Systematic reviews constitute the most prodigious contribution that scientific-practitioners can make to a given body of clinical knowledge. When conducted in a rigorous and objective fashion, the pooled treatment effects yielded from this design are considered the highest level of applied clinical evidence that exists. It is much more of an academic/empirical task versus applied experimental and observational designs. Yet, the time and experience needed to conduct a systematic review often impede these pursuits by researchers. (However, they are greatly needed and should be undertaken if at all possible! I'm going to start my first one soon.)
True experiments such as randomized controlled trials are not feasible for most researchers due to lack of funding, logistical support, and available resources. Also, researchers should first show observational evidence of a treatment effect before conducting a randomized controlled trial.
Prospective cohort studies can generate important measures of incidence and relative risk, as well as longitudinal data. However, this type of design means you are moving forward in time and are dependent upon enough observations being generated from you methodology to have adequate statistical power. The logistics and time associated with this design also tend to hinder its application in busy clinical environments.

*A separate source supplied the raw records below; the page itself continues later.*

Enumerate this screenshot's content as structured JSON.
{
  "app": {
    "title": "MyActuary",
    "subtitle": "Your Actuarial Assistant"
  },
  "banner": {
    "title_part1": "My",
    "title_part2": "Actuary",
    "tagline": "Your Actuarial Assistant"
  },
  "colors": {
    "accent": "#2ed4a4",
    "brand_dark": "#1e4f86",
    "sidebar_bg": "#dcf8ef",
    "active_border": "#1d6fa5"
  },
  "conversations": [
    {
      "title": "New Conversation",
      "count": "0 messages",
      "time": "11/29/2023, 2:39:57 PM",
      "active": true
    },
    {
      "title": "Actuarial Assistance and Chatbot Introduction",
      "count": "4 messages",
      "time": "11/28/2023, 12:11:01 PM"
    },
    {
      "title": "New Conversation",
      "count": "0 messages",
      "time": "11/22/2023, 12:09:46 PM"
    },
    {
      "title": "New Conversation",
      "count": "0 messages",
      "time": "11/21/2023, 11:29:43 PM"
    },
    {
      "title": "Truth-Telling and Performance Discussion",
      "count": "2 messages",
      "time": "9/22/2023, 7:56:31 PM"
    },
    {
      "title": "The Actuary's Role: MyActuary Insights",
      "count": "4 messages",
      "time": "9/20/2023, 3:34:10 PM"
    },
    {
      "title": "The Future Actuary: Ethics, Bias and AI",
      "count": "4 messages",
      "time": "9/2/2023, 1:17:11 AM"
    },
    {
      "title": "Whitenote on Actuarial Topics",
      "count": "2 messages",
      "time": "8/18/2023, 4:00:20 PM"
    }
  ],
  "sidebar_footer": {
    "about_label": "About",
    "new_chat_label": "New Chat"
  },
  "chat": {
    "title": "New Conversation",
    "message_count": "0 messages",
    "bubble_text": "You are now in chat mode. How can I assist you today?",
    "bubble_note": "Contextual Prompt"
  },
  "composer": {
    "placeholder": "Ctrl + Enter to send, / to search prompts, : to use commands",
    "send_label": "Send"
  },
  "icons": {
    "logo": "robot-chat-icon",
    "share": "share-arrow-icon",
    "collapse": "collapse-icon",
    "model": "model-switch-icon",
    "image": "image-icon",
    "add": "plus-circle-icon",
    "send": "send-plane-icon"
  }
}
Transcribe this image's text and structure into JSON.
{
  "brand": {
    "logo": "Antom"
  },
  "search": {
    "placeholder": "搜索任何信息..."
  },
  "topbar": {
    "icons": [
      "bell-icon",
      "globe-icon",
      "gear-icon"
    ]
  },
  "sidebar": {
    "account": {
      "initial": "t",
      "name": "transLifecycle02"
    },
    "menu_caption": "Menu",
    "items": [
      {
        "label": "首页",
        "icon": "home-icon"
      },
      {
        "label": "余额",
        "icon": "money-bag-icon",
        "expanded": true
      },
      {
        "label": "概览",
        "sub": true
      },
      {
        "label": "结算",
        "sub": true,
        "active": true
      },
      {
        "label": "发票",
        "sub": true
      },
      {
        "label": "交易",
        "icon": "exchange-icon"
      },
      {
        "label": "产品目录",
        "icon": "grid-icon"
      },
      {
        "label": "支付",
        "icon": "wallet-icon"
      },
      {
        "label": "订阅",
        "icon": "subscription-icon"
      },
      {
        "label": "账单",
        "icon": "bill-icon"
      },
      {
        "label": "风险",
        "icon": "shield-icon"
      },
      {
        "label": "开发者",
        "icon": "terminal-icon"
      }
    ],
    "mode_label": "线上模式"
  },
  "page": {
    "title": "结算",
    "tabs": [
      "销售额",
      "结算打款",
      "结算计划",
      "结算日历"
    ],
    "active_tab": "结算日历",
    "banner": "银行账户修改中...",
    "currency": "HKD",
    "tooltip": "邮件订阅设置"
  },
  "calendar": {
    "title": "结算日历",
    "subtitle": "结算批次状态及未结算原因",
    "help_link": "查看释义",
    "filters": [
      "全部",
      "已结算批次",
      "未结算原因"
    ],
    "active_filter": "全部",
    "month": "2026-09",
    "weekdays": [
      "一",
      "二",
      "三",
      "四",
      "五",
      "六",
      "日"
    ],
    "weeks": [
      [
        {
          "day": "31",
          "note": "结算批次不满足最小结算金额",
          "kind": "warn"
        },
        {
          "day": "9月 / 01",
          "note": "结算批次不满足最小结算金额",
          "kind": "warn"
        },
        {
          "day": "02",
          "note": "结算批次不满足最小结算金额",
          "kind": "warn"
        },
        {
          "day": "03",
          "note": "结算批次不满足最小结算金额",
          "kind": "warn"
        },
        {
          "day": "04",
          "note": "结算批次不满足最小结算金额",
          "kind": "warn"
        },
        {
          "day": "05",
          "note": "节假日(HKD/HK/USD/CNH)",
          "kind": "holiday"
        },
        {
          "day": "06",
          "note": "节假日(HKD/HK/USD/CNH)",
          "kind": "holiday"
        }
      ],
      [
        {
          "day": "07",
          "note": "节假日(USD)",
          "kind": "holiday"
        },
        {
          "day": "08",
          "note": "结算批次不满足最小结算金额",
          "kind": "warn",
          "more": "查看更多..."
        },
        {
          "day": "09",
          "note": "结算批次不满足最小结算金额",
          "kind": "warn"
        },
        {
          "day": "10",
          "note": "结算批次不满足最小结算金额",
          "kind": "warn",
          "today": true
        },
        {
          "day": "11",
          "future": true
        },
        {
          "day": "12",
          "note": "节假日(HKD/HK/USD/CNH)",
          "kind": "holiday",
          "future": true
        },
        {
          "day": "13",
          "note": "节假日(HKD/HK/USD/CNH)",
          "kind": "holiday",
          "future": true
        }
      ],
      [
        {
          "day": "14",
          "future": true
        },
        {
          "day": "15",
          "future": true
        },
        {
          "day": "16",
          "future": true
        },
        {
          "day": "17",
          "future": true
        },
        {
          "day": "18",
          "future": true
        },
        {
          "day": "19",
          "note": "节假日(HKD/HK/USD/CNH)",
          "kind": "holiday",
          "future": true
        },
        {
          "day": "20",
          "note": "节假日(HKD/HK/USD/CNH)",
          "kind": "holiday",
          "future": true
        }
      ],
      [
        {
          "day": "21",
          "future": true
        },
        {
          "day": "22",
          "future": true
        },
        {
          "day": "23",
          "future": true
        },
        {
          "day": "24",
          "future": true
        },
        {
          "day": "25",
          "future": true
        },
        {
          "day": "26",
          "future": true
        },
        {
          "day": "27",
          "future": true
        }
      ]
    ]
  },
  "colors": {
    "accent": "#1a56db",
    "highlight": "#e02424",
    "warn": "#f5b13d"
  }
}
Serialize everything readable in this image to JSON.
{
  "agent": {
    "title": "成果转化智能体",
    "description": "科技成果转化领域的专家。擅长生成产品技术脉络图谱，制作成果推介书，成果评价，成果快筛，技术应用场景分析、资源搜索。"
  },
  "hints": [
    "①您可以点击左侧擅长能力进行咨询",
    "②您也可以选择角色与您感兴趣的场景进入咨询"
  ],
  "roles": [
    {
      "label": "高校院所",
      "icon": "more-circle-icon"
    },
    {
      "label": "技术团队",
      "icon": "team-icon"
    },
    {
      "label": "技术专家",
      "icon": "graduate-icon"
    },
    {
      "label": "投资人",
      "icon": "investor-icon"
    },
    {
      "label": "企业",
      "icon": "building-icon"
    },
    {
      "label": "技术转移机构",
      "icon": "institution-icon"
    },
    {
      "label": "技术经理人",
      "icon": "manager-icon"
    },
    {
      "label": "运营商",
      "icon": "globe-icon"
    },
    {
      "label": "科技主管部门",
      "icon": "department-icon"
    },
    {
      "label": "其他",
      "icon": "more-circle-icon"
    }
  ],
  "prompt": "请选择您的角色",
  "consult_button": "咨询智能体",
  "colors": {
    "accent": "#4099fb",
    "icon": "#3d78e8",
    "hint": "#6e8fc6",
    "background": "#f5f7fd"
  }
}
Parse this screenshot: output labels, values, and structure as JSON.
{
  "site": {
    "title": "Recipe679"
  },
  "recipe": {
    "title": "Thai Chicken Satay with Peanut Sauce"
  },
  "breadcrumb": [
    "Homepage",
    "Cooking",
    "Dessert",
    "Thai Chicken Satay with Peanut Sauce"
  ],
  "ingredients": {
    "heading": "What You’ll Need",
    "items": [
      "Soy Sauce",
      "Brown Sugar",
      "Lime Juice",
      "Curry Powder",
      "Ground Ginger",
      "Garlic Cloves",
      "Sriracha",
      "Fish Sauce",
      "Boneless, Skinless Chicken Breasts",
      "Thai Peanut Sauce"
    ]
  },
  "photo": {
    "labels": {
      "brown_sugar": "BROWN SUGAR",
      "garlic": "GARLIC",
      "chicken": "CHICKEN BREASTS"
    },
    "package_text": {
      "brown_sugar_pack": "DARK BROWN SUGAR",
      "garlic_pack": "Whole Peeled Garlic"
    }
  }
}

The next highest level of evidence is the retrospective cohort design and it is easily applied in a busy clinical environment. This is a retrospective design so the data already exists. One defines a cohort with inclusion and exclusion criteria. Then, members of the cohort are separated into independent groups according to some sort of exposure or non-exposure to a treatment, intervention, or risk. They are then followed up to a certain point in time to see if they did or did not have the outcome. There are obvious selection and observation biases associated with this design but it yields important measures of relative risk and many years of data can be mined for longitudinal or large-scale cohort analyses. Survival analyses are perfect for this type of design when establishing the 1-year, 3-year, or 5-year survival or "time-to-event" rates of an outcome. They are also relatively inexpensive to conduct and time-friendly. This research design is much more preferable to case-control designs.